The Equity Bank
Interview with James Mwangi – Group Managing Director and Group CEO of the Equity Group Holdings Limited, the banking conglomerate with the largest customer base in Africa and the largest African majority owned company in the region. James Mwangi won the 2012 Ernst & Young World Entrepreneur of the Year, the first business leader from Sub Saharan Africa to win this prestigious award.
by Dave Ramaswamy
Dave: How is Equity Bank helping farmers with credit?
James: Supporting farmers goes beyond credit. The biggest need for farmers is building capacity so they are able to, and can, learn to use credit appropriately. The second significant opportunity to support farmers is to build linkages. It is not just about production, it is linking farmers with the market, linking them with post-harvest produce managers. For Equity Bank our goal is to ensure farmers are fully funded. Over the last 6 years we have been able to support through credit, 460,000 peasant farmers to progress from subsistence farming and graduate to being agribusinesses. We give them financial training so that they see agriculture as a business – for sustainability and scalability. We have introduced warehousing in Kenya so farmers are not forced to sell all their production at the time of harvest.
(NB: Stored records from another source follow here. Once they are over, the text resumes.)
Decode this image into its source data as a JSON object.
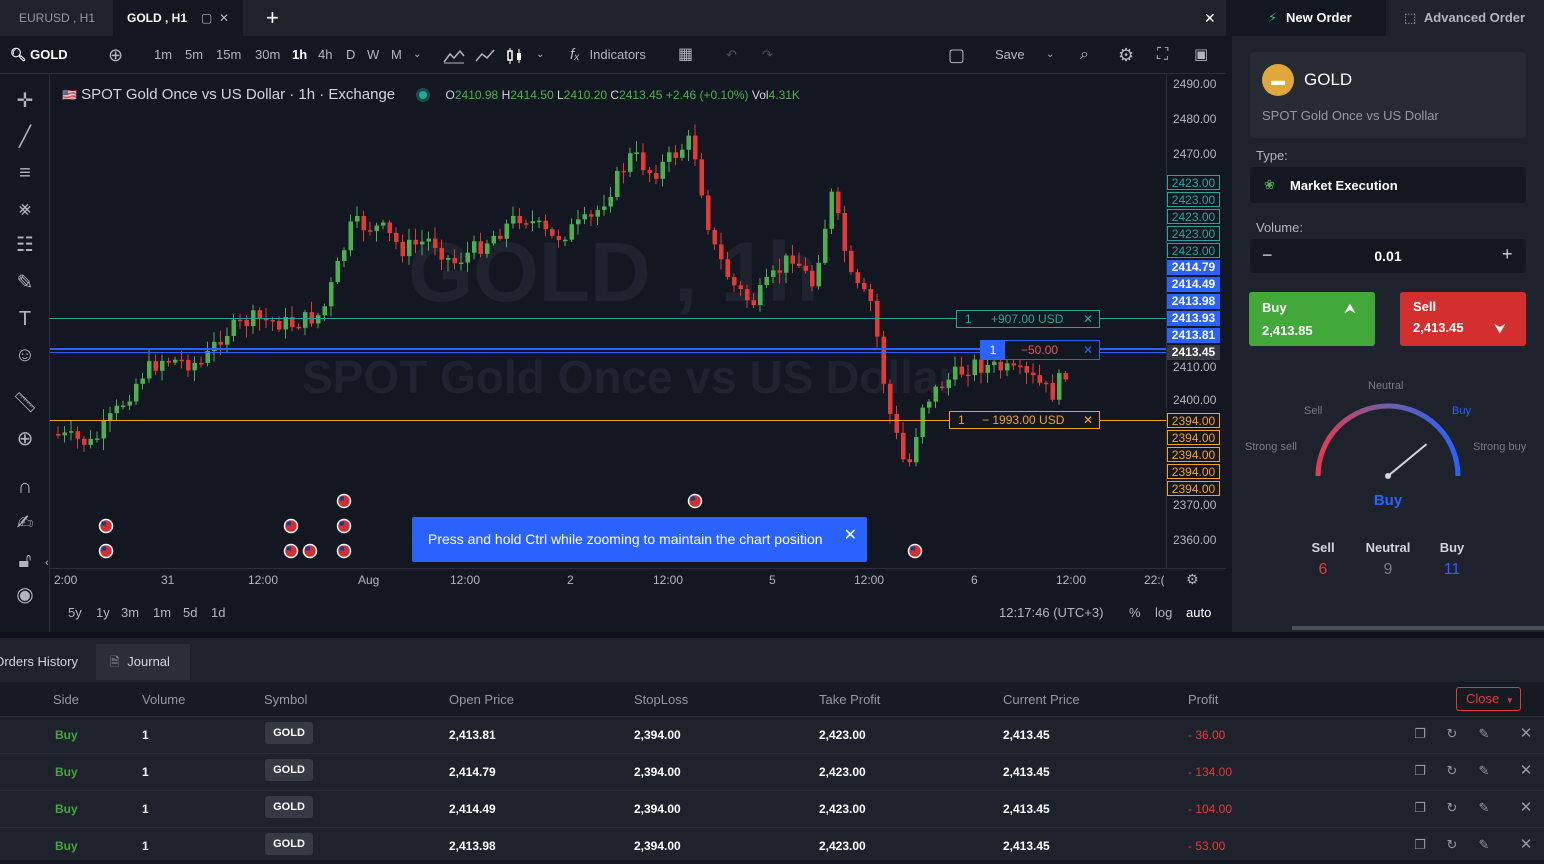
{
  "tabs": [
    {
      "label": "EURUSD , H1",
      "active": false
    },
    {
      "label": "GOLD , H1",
      "active": true
    }
  ],
  "toolbar": {
    "symbol": "GOLD",
    "intervals": [
      "1m",
      "5m",
      "15m",
      "30m",
      "1h",
      "4h",
      "D",
      "W",
      "M"
    ],
    "active_interval": "1h",
    "indicators_label": "Indicators",
    "save_label": "Save"
  },
  "legend": {
    "title": "SPOT Gold Once vs US Dollar · 1h · Exchange",
    "o_label": "O",
    "o": "2410.98",
    "h_label": "H",
    "h": "2414.50",
    "l_label": "L",
    "l": "2410.20",
    "c_label": "C",
    "c": "2413.45",
    "change": "+2.46 (+0.10%)",
    "vol_label": "Vol",
    "vol": "4.31K"
  },
  "watermark": {
    "main": "GOLD , 1h",
    "sub": "SPOT Gold Once vs US Dollar"
  },
  "price_axis": {
    "labels": [
      "2490.00",
      "2480.00",
      "2470.00",
      "2410.00",
      "2400.00",
      "2370.00",
      "2360.00"
    ],
    "tp_tags": [
      "2423.00",
      "2423.00",
      "2423.00",
      "2423.00",
      "2423.00"
    ],
    "entry_tags": [
      "2414.79",
      "2414.49",
      "2413.98",
      "2413.93",
      "2413.81"
    ],
    "current_tag": "2413.45",
    "sl_tags": [
      "2394.00",
      "2394.00",
      "2394.00",
      "2394.00",
      "2394.00"
    ]
  },
  "position_lines": {
    "tp": {
      "qty": "1",
      "text": "+907.00 USD"
    },
    "entry": {
      "qty": "1",
      "text": "−50.00"
    },
    "sl": {
      "qty": "1",
      "text": "− 1993.00 USD"
    }
  },
  "time_axis": [
    "2:00",
    "31",
    "12:00",
    "Aug",
    "12:00",
    "2",
    "12:00",
    "5",
    "12:00",
    "6",
    "12:00",
    "22:("
  ],
  "toast": "Press and hold Ctrl while zooming to maintain the chart position",
  "ranges": [
    "5y",
    "1y",
    "3m",
    "1m",
    "5d",
    "1d"
  ],
  "clock": "12:17:46 (UTC+3)",
  "scale_opts": [
    "%",
    "log",
    "auto"
  ],
  "colors": {
    "up": "#4caf50",
    "down": "#e53935",
    "buy": "#43a83a",
    "sell": "#d32f2f",
    "accent": "#2962ff",
    "sl": "#f7a21b",
    "tp": "#26a69a"
  },
  "right_panel": {
    "tab_new": "New Order",
    "tab_adv": "Advanced Order",
    "symbol": "GOLD",
    "symbol_desc": "SPOT Gold Once vs US Dollar",
    "type_label": "Type:",
    "type_value": "Market Execution",
    "volume_label": "Volume:",
    "volume_value": "0.01",
    "buy_label": "Buy",
    "buy_price": "2,413.85",
    "sell_label": "Sell",
    "sell_price": "2,413.45",
    "gauge": {
      "neutral": "Neutral",
      "sell": "Sell",
      "buy": "Buy",
      "strong_sell": "Strong sell",
      "strong_buy": "Strong buy",
      "result": "Buy",
      "needle_value": 0.78
    },
    "counts": [
      {
        "label": "Sell",
        "value": "6"
      },
      {
        "label": "Neutral",
        "value": "9"
      },
      {
        "label": "Buy",
        "value": "11"
      }
    ]
  },
  "bottom": {
    "tab_history": "Orders History",
    "tab_journal": "Journal",
    "columns": [
      "Side",
      "Volume",
      "Symbol",
      "Open Price",
      "StopLoss",
      "Take Profit",
      "Current Price",
      "Profit"
    ],
    "close_label": "Close",
    "rows": [
      {
        "side": "Buy",
        "volume": "1",
        "symbol": "GOLD",
        "open": "2,413.81",
        "sl": "2,394.00",
        "tp": "2,423.00",
        "current": "2,413.45",
        "profit": "- 36.00"
      },
      {
        "side": "Buy",
        "volume": "1",
        "symbol": "GOLD",
        "open": "2,414.79",
        "sl": "2,394.00",
        "tp": "2,423.00",
        "current": "2,413.45",
        "profit": "- 134.00"
      },
      {
        "side": "Buy",
        "volume": "1",
        "symbol": "GOLD",
        "open": "2,414.49",
        "sl": "2,394.00",
        "tp": "2,423.00",
        "current": "2,413.45",
        "profit": "- 104.00"
      },
      {
        "side": "Buy",
        "volume": "1",
        "symbol": "GOLD",
        "open": "2,413.98",
        "sl": "2,394.00",
        "tp": "2,423.00",
        "current": "2,413.45",
        "profit": "- 53.00"
      }
    ]
  }
}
They can go to a produce manager, get a Warehouse Receipt. Farmers can discount that, and can get a credit against that Warehouse Receipt.
In a partnership with the Alliance for a Green Revolution in Africa (AGRA) and the Kenyan government, we are helping farmers adopt modern agriculture practices, including appropriate use of fertilizers and certified seeds. In some cases, we have helped farmers increase their yields up to 12 times.
Dave: What are the key areas for improving agricultural efficiency?
James: If Agriculture in Africa needs to move to the next level, there must be significant enhancement in 1) productivity 2) quality and 3) value addition. This is our greatest opportunity. We can do this with technology, either through software or hardware. And we must ensure that increases in the above 3 elements – productivity, quality and value addition can be obtained through optimal use of additional inputs.
Dave: What are your key messages to investors? In Kenya? East Africa?
James: Kenya and East Africa is an agricultural region. So, the raw material is plentiful. If they want to have impact, agriculture is the sector to invest in because you can positively affect the lives of 85% of the population. The agriculture sector in East Africa is still at the primary production level. And it is crying out for enhancement to the value addition level. Agro processing is a huge, huge opportunity. And the market is ready and waiting in East Africa.
Dave: Africa is food insecure because it is energy insecure. In many areas, 10% to 30% of crop output is wasted because the output cannot be stored under controlled temperature/humidity conditions, or processed quickly enough. How can the U.S. backed Power Africa energy investments help transform the agriculture sector?
James: The modern world is driven by and rotates on the strength of energy. For African agriculture to transform we need significant energy. We need to mechanize agriculture. Mechanization provides an opportunity for energy utilization. Agro processing will be a huge consumer of energy. For instance, transporting produce efficiently, requires electrified railways. The core of development, the enabler and facilitator of any agricultural transformation is availability of energy. When farmers milk their cows in the evening, and if they cannot finish and have to deliver it the next day, the milk needs to be stored and chilled overnight in coolers. Coolers will only work if a farmer has access to energy. So, you can see the correlation. For example, if you want to properly implement a “zero grazing” dairy system, you need to automate the feeding process and the milking process within the dairy farm. Both of which require access to a reliable source of energy. So, essentially food security and energy security go together.
Dave: Kenya and East Africa needs billions of dollars to upgrade and build new infrastructure for agriculture transformation. Infrastructure investments are long-term plays with delayed payback periods, e.g. 30 to 40 years for roads, railways etc. So, you need to mop up pension fund capital, family office capital with long investment horizons. How do you see Equity Bank partnering with foreign entities to tap into these capital pools?
James: In East Africa, we need to push more to deepen and widen our capital markets. You’re spot on – what we need for infrastructure is long-term funding and long-term capital. The capital markets are best-positioned for this. Banks can serve a facilitation role to ensure that capital flows for the long-term, particularly to the consumers of that capital. To identify and vet the recipients of that capital – that is where Equity Bank can play a significant role. We are playing a role of being a bridge between long-term funders, whether it is the development finance institutions or pension funds, and the borrower. So, far we have received a $1 billion dollars for onward lending for a term of 7 to 15 years. So, that is the bridge role we are playing.
Dave: James, thanks a lot for your time. Wish you continued success!
James: You’re most welcome.